I’d say that depends on your definition of “northern”. Here, native hazelnuts do very well but chestnuts are nowhere near winter hardy.
If you’re asking me, I’m on the border of 4a and 3b
I was actually asking both of you but didn’t do it very well. 4a/3b is tough.
I’m on the edge of zone 4/5. The chestnuts we’ve been growing here and at our friend’s mature orchard have not shown any winter damage over the last several decades. They withstood -25f
Burnt Ridge has a large selection of blight resistant hazelnut varieties…
Also, Oikos Tree Crops offers their own approach to blight resistant hazels. I’ve got a few from Oikos and my biggest problem, 10 years in, are scale and squirrels.
Love northern Maine…haven’t been in decades. Grew up in RI, transplanted to Michigan 20 years ago.
What variety(ies) of chestnuts are you/your friend growing?
I don’t think the hazels will need the heat. I’m on the north shore of PEI, and some of my fellow nut growers are in Nova Scotia, in several locations, and the hazels are doing well in alll of those locations. Seed from a commercial grower near you will give you lots of diversity and some will be hardy where you live. I have both named varieties and seedlings. Some of the seedlings have catkins this year…but whether they will prove to be winter hardy is not known yet. All is not lost if they aren’t, as the female floweras are hardier and they may crop well even if they don’t shed pollen. Still, one needs at least some kinds that shed pollen, or there will be no nuts. Something else, hazels are picky whose pollen they can make nuts with…too close related, same genes expressed in the pollen and female flowers and NO nuts.
Walnuts are more hit and miss. I have good lucky with Carpathian walnuts, J. regia, but some others south of me don’t. Butternuts and heartnuts do well here too, good crops, but some folks in Nova Scotia have troube with them. I don’t know whether my windswept location delays bloom, or it’s a seedlot effect. Most of mine are seedlings. I do have a Combe walnut graft and it’s hardy here. Most of my heartnuts have a butternut grandmother, and they may be more hardy from that.

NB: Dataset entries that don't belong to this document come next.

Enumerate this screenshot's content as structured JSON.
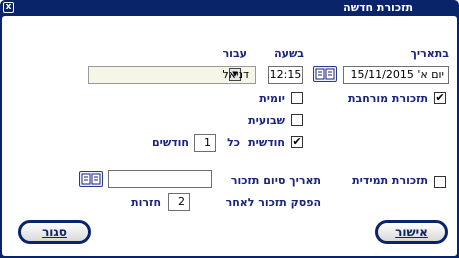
{
  "window": {
    "title": "תזכורת חדשה",
    "close_glyph": "x"
  },
  "labels": {
    "date": "בתאריך",
    "time": "בשעה",
    "for": "עבור",
    "extended_reminder": "תזכורת מורחבת",
    "daily": "יומית",
    "weekly": "שבועית",
    "monthly": "חודשית",
    "every": "כל",
    "months": "חודשים",
    "permanent_reminder": "תזכורת תמידית",
    "end_date": "תאריך סיום תזכור",
    "stop_after": "הפסק תזכור לאחר",
    "repetitions": "חזרות"
  },
  "fields": {
    "date": "יום א' 15/11/2015",
    "time": "12:15",
    "for_selected": "דניאל",
    "every_months": "1",
    "end_date": "",
    "stop_after": "2"
  },
  "checks": {
    "extended_reminder": "✔",
    "daily": "",
    "weekly": "",
    "monthly": "✔",
    "permanent_reminder": ""
  },
  "buttons": {
    "ok": "אישור",
    "close": "סגור"
  },
  "icons": [
    "book-icon",
    "dropdown-arrow-icon",
    "checkmark-icon",
    "close-icon"
  ]
}
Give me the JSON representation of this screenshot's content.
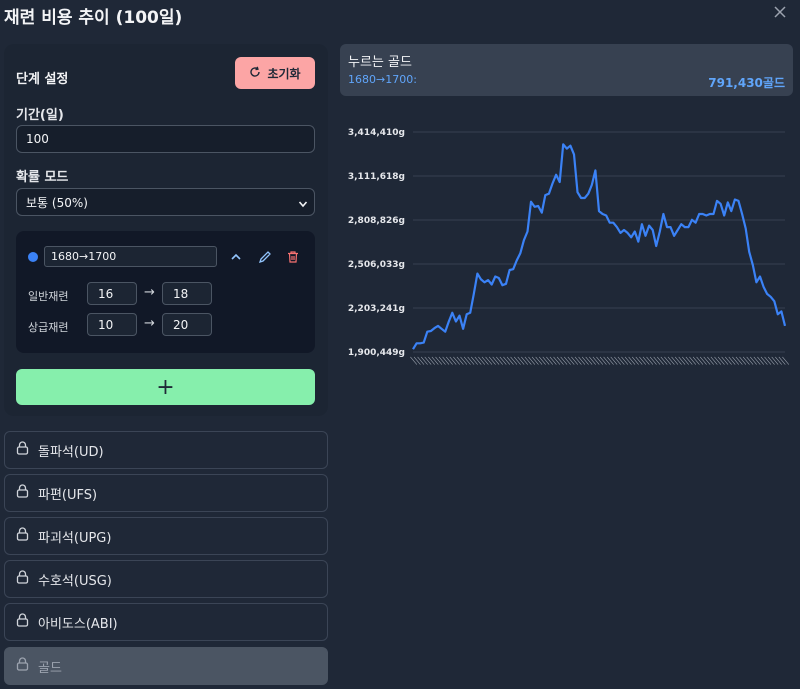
{
  "window": {
    "title": "재련 비용 추이 (100일)"
  },
  "stage": {
    "title": "단계 설정",
    "reset_label": "초기화",
    "period_label": "기간(일)",
    "period_value": "100",
    "prob_label": "확률 모드",
    "prob_value": "보통 (50%)",
    "range": {
      "value": "1680→1700",
      "rows": [
        {
          "label": "일반재련",
          "from": "16",
          "to": "18"
        },
        {
          "label": "상급재련",
          "from": "10",
          "to": "20"
        }
      ]
    },
    "add_label": "+"
  },
  "materials": [
    {
      "label": "돌파석(UD)"
    },
    {
      "label": "파편(UFS)"
    },
    {
      "label": "파괴석(UPG)"
    },
    {
      "label": "수호석(USG)"
    },
    {
      "label": "아비도스(ABI)"
    },
    {
      "label": "골드"
    }
  ],
  "gold": {
    "title": "누르는 골드",
    "range": "1680→1700:",
    "total": "791,430골드"
  },
  "colors": {
    "line": "#3b82f6",
    "reset": "#fca5a5",
    "add": "#86efac",
    "accent": "#60a5fa"
  },
  "chart_data": {
    "type": "line",
    "title": "",
    "xlabel": "",
    "ylabel": "",
    "ylim": [
      1900449,
      3414410
    ],
    "y_ticks": [
      "1,900,449g",
      "2,203,241g",
      "2,506,033g",
      "2,808,826g",
      "3,111,618g",
      "3,414,410g"
    ],
    "grid": true,
    "series": [
      {
        "values": [
          1920000,
          1960000,
          1960000,
          1965000,
          2040000,
          2045000,
          2065000,
          2080000,
          2060000,
          2040000,
          2110000,
          2170000,
          2110000,
          2150000,
          2060000,
          2160000,
          2170000,
          2300000,
          2440000,
          2400000,
          2380000,
          2395000,
          2365000,
          2420000,
          2410000,
          2360000,
          2370000,
          2465000,
          2470000,
          2530000,
          2580000,
          2670000,
          2730000,
          2935000,
          2900000,
          2905000,
          2860000,
          2980000,
          2990000,
          3060000,
          3120000,
          3070000,
          3330000,
          3300000,
          3320000,
          3260000,
          3000000,
          2960000,
          2960000,
          2990000,
          3050000,
          3150000,
          2870000,
          2850000,
          2840000,
          2790000,
          2790000,
          2760000,
          2720000,
          2740000,
          2720000,
          2690000,
          2730000,
          2660000,
          2780000,
          2700000,
          2770000,
          2740000,
          2630000,
          2730000,
          2850000,
          2760000,
          2760000,
          2700000,
          2740000,
          2780000,
          2760000,
          2760000,
          2810000,
          2790000,
          2850000,
          2850000,
          2840000,
          2850000,
          2850000,
          2940000,
          2920000,
          2840000,
          2930000,
          2870000,
          2950000,
          2940000,
          2850000,
          2750000,
          2590000,
          2500000,
          2380000,
          2420000,
          2350000,
          2300000,
          2280000,
          2250000,
          2160000,
          2180000,
          2080000
        ]
      }
    ]
  }
}
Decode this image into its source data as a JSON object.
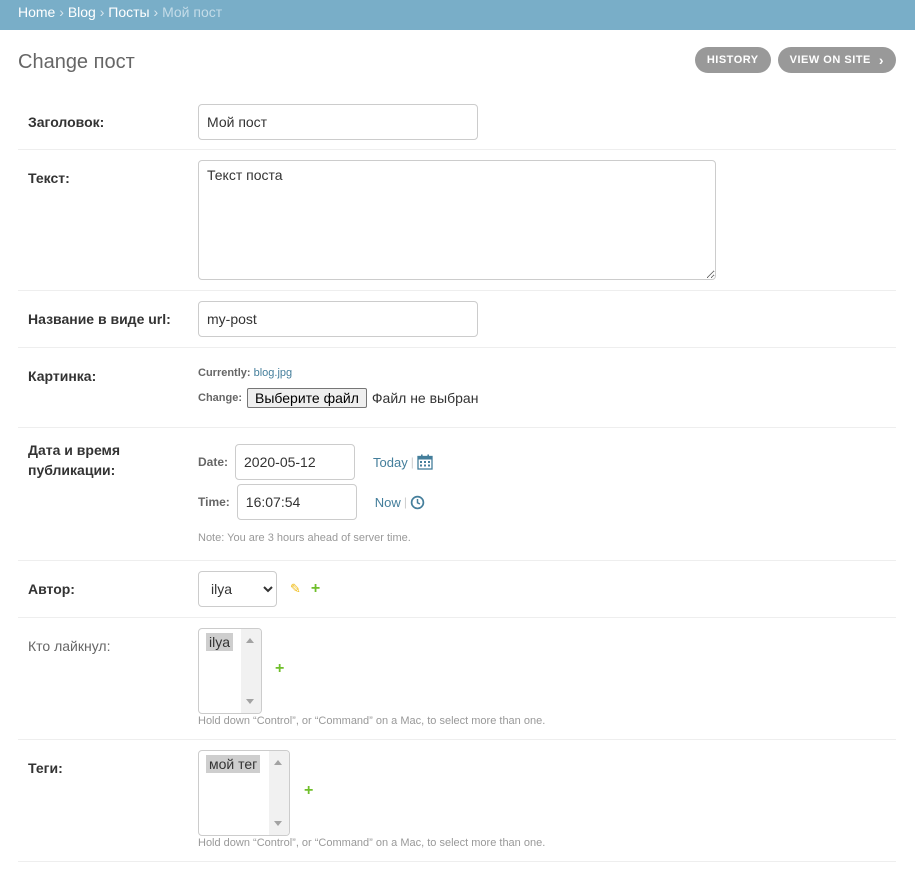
{
  "breadcrumbs": {
    "home": "Home",
    "app": "Blog",
    "model": "Посты",
    "current": "Мой пост",
    "sep": "›"
  },
  "page": {
    "title": "Change пост",
    "history_label": "HISTORY",
    "view_on_site_label": "VIEW ON SITE",
    "view_on_site_chevron": "›"
  },
  "fields": {
    "title": {
      "label": "Заголовок:",
      "value": "Мой пост"
    },
    "text": {
      "label": "Текст:",
      "value": "Текст поста"
    },
    "slug": {
      "label": "Название в виде url:",
      "value": "my-post"
    },
    "image": {
      "label": "Картинка:",
      "currently_label": "Currently:",
      "current_file": "blog.jpg",
      "change_label": "Change:",
      "choose_button": "Выберите файл",
      "no_file": "Файл не выбран"
    },
    "published": {
      "label_line1": "Дата и время",
      "label_line2": "публикации:",
      "date_label": "Date:",
      "date_value": "2020-05-12",
      "today_link": "Today",
      "time_label": "Time:",
      "time_value": "16:07:54",
      "now_link": "Now",
      "pipe": "|",
      "note": "Note: You are 3 hours ahead of server time."
    },
    "author": {
      "label": "Автор:",
      "selected": "ilya"
    },
    "likes": {
      "label": "Кто лайкнул:",
      "selected_option": "ilya",
      "help": "Hold down “Control”, or “Command” on a Mac, to select more than one."
    },
    "tags": {
      "label": "Теги:",
      "selected_option": "мой тег",
      "help": "Hold down “Control”, or “Command” on a Mac, to select more than one."
    }
  },
  "icons": {
    "add": "+",
    "edit": "✎",
    "calendar": "calendar-icon",
    "clock": "clock-icon"
  },
  "colors": {
    "header_bg": "#79aec8",
    "link": "#447e9b",
    "add_green": "#70bf2b",
    "edit_yellow": "#efb80b",
    "tool_btn_bg": "#999999"
  }
}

We’re actually in southern Maine, not far from Portland. PEI looks like zone 5, same as us, and it appears the summers are no hotter than ours, so it’s great to hear that you can grow Carpathian walnuts.
This investigation is the first I’ve heard of heartnuts; they sound cool so might plant some to see what happens.
Thanks to all for advice!